How many of you are experiencing a golden period in your lives with little or no stress? Who is feeling satisfied with their national education and health systems? Well, I hope you are more fortunate than we are in Greece where we have unemployment rates in some demographics of up to 40%! The education system is going from bad to worse and forget going to the state run hospital and expecting satisfactory health care.
Due to all this nationwide negativity and disappointment, I decided to take a humorous look at some Greek customs and habits which have caused smiles and even hilarity over the years. Hey, most of us who live in Greece are in serious need of laughter therapy! So, let me share with you some little gems that I’ve experienced over the last 2 decades and hope some will bring a smile to your face!

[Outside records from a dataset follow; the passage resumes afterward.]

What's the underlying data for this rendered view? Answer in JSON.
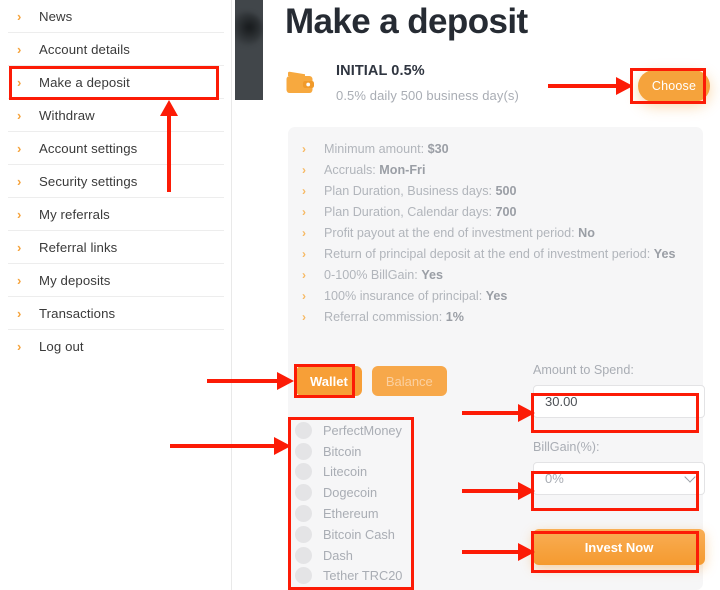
{
  "sidebar": {
    "items": [
      {
        "label": "News",
        "icon": "chevron-right-icon"
      },
      {
        "label": "Account details",
        "icon": "chevron-right-icon"
      },
      {
        "label": "Make a deposit",
        "icon": "chevron-right-icon"
      },
      {
        "label": "Withdraw",
        "icon": "chevron-right-icon"
      },
      {
        "label": "Account settings",
        "icon": "chevron-right-icon"
      },
      {
        "label": "Security settings",
        "icon": "chevron-right-icon"
      },
      {
        "label": "My referrals",
        "icon": "chevron-right-icon"
      },
      {
        "label": "Referral links",
        "icon": "chevron-right-icon"
      },
      {
        "label": "My deposits",
        "icon": "chevron-right-icon"
      },
      {
        "label": "Transactions",
        "icon": "chevron-right-icon"
      },
      {
        "label": "Log out",
        "icon": "chevron-right-icon"
      }
    ]
  },
  "main": {
    "page_title": "Make a deposit",
    "plan": {
      "icon": "wallet-icon",
      "name": "INITIAL 0.5%",
      "subtitle": "0.5% daily 500 business day(s)",
      "choose_label": "Choose"
    },
    "details": [
      {
        "label": "Minimum amount: ",
        "value": "$30"
      },
      {
        "label": "Accruals: ",
        "value": "Mon-Fri"
      },
      {
        "label": "Plan Duration, Business days: ",
        "value": "500"
      },
      {
        "label": "Plan Duration, Calendar days: ",
        "value": "700"
      },
      {
        "label": "Profit payout at the end of investment period: ",
        "value": "No"
      },
      {
        "label": "Return of principal deposit at the end of investment period: ",
        "value": "Yes"
      },
      {
        "label": "0-100% BillGain: ",
        "value": "Yes"
      },
      {
        "label": "100% insurance of principal: ",
        "value": "Yes"
      },
      {
        "label": "Referral commission: ",
        "value": "1%"
      }
    ],
    "tabs": [
      {
        "label": "Wallet",
        "active": true
      },
      {
        "label": "Balance",
        "active": false
      }
    ],
    "payment_methods": [
      {
        "label": "PerfectMoney",
        "selected": false
      },
      {
        "label": "Bitcoin",
        "selected": false
      },
      {
        "label": "Litecoin",
        "selected": false
      },
      {
        "label": "Dogecoin",
        "selected": false
      },
      {
        "label": "Ethereum",
        "selected": false
      },
      {
        "label": "Bitcoin Cash",
        "selected": false
      },
      {
        "label": "Dash",
        "selected": false
      },
      {
        "label": "Tether TRC20",
        "selected": false
      }
    ],
    "form": {
      "amount_label": "Amount to Spend:",
      "amount_value": "30.00",
      "billgain_label": "BillGain(%):",
      "billgain_value": "0%",
      "billgain_caret_icon": "chevron-down-icon",
      "invest_label": "Invest Now"
    }
  },
  "colors": {
    "accent_orange": "#f5a33c",
    "annotation_red": "#fc1b06",
    "panel_gray": "#f6f6f7",
    "title_dark": "#262b33",
    "muted_text": "#a9adb4"
  }
}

I have driven all over Europe and have seen many odd things but I have to take my hat off to a large proportion of Greek drivers. These people seem to have an amazing ability to multitask. I was astounded when I first arrived here to see whole families mounted on little motorbikes, something like the Dalton brothers all in a row! Apart from being stunned at a bunch of road safety regulations which were being broken, I was amazed at how such a small vehicle could be powerful enough to transport a whole clan from point A to B. Thank heavens that such sights have become rare in towns and cities over the past few years since enforcement of safety regulations has become much stricter! I only see such things from time to time in villages and on islands where the traffic police tend to be more tolerant and turn a blind eye. Going back to the point I made about multitasking, imagine that to pull off such an acrobatic feat you need to combine an incredible sense of balance, total concentration on the road and on rainy days the ability to steer holding an umbrella!

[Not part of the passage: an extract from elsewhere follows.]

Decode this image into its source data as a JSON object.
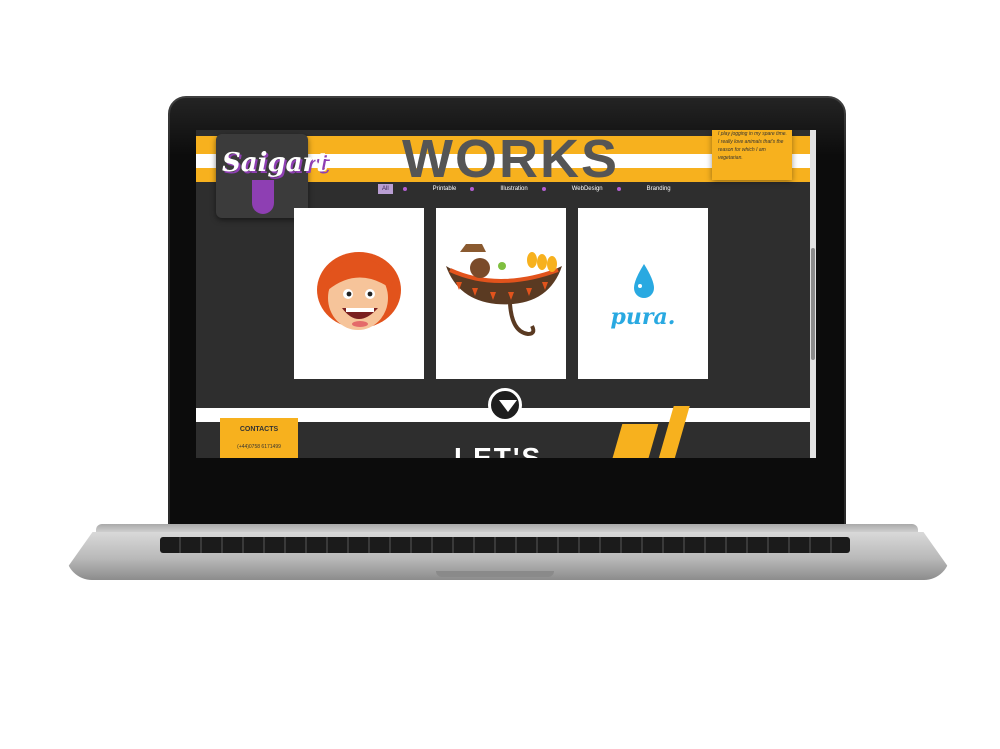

I’m British and nobody would dare do such a thing in the UK unless they were an acrobat in a circus!
Another thing which I found a little difficult to get used to is the reduced personal space that most N. Europeans are used to. There is definitely a tendency to be within touching distance of the person you are chatting to. Most Greeks are a passionate bunch, full of the Mediterranean joy of life. When engaging in conversation, even with perfect strangers, there’s a lot of back slapping and arm waving to punctuate every sentence.
I was once almost hugged into a coma by a charming taxi driver who was a total stranger.
The reason why? He asked me what my favourite Greek food was and when I replied (in Greek) that I loved spinach pie made by my mother-in-law, he went into a passionate frenzy! He thought that a foreigner speaking Greek was really quaint, but it seems that using the words “mama” and “pie” in the same sentence triggers a deeply rooted Greek male reaction! So be warned, if you should ever travel to lovely Greece, stay at least three paces back from men if you are intending on broaching the subject of mothers and their skills…
I should also warn you about one specific hand gesture which you should avoid at all costs should you ever engage in conversation with a Greek. Let me share a very humiliating story with you.
When I first arrived in Greece over two decades ago, most correspondence was still done using snail mail. After my first week here, I visited the post office in Ioannina to buy stamps and waited patiently in the huge queue. When it finally got to my turn, I politely asked in English for 5 stamps. The woman behind the counter just looked at me blankly so I tried again. This time she started talking loudly but it was all just Greek to me then and I didn’t have a clue what she was saying. She seemed to be really agitated, though. At this point everyone in the crowded post office stopped their private conversations and pinned me with their eyes. I gulped, went bright red and made one final embarrassed effort. This time I tried to help her by using a hand gesture. As I said the word five, I put up my right hand with my palm facing outwards. I repeated several times that I wanted five stamps, whilst waving my outstretched palm in front of her. There were gasps from all around the post office and the office employee went crazy!
A young girl who was standing a few places behind me came up and told me in English that I had just told the woman to go to the devil!
This hand gesture is very rude and apparently if you put your hand up it should be with the palm facing yourself. Well, nobody had warned me about that!
I’ve had many funny and embarrassing experiences in Greece and seen things which you wouldn’t ever see in the UK. I have learnt that before I travel abroad it’s imperative to learn about the do’s and don’ts of the culture and people I will be visiting BEFORE I get there.
Have you ever said or done anything in another country which has caused you to cringe with embarrassment in retrospect? What about things you have seen which would never happen in your own country?
This is an original post to World Moms Blog by Ann Marie Wraight of Greece. Photo credit to the author.